[ASSIGNMENT] Without including the pictures, copy each line below exactly as it reads.

[GIVEN RECORDS]
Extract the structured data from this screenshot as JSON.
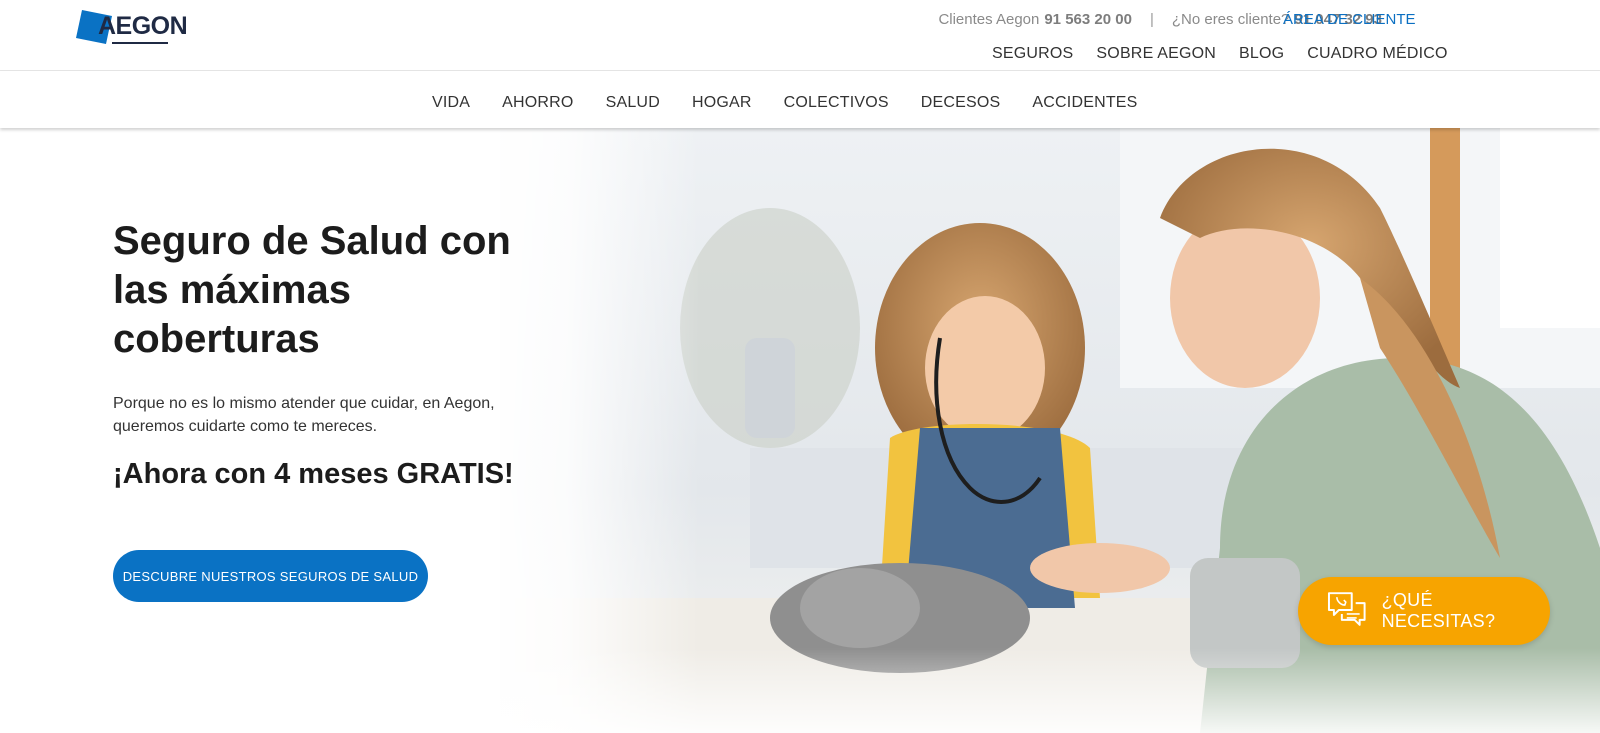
{
  "header": {
    "logo_text": "AEGON",
    "clients_label": "Clientes Aegon",
    "clients_phone": "91 563 20 00",
    "separator": "|",
    "non_clients_label": "¿No eres cliente?",
    "non_clients_phone": "91 047 32 93",
    "area_cliente": "ÁREA DE CLIENTE"
  },
  "secondary_nav": [
    "SEGUROS",
    "SOBRE AEGON",
    "BLOG",
    "CUADRO MÉDICO"
  ],
  "main_nav": [
    "VIDA",
    "AHORRO",
    "SALUD",
    "HOGAR",
    "COLECTIVOS",
    "DECESOS",
    "ACCIDENTES"
  ],
  "hero": {
    "title": "Seguro de Salud con las máximas coberturas",
    "subtitle": "Porque no es lo mismo atender que cuidar, en Aegon, queremos cuidarte como te mereces.",
    "promo": "¡Ahora con 4 meses GRATIS!",
    "cta": "DESCUBRE NUESTROS SEGUROS DE SALUD"
  },
  "help_button": {
    "label": "¿QUÉ NECESITAS?",
    "icon": "chat-bubbles-icon"
  },
  "colors": {
    "brand_blue": "#0a72c4",
    "accent_orange": "#f7a400",
    "logo_dark": "#1f2a44"
  }
}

[FINISHED TASK]
Extract the structured data from this screenshot as JSON.
{
  "header": {
    "logo_text": "AEGON",
    "clients_label": "Clientes Aegon",
    "clients_phone": "91 563 20 00",
    "separator": "|",
    "non_clients_label": "¿No eres cliente?",
    "non_clients_phone": "91 047 32 93",
    "area_cliente": "ÁREA DE CLIENTE"
  },
  "secondary_nav": [
    "SEGUROS",
    "SOBRE AEGON",
    "BLOG",
    "CUADRO MÉDICO"
  ],
  "main_nav": [
    "VIDA",
    "AHORRO",
    "SALUD",
    "HOGAR",
    "COLECTIVOS",
    "DECESOS",
    "ACCIDENTES"
  ],
  "hero": {
    "title": "Seguro de Salud con las máximas coberturas",
    "subtitle": "Porque no es lo mismo atender que cuidar, en Aegon, queremos cuidarte como te mereces.",
    "promo": "¡Ahora con 4 meses GRATIS!",
    "cta": "DESCUBRE NUESTROS SEGUROS DE SALUD"
  },
  "help_button": {
    "label": "¿QUÉ NECESITAS?",
    "icon": "chat-bubbles-icon"
  },
  "colors": {
    "brand_blue": "#0a72c4",
    "accent_orange": "#f7a400",
    "logo_dark": "#1f2a44"
  }
}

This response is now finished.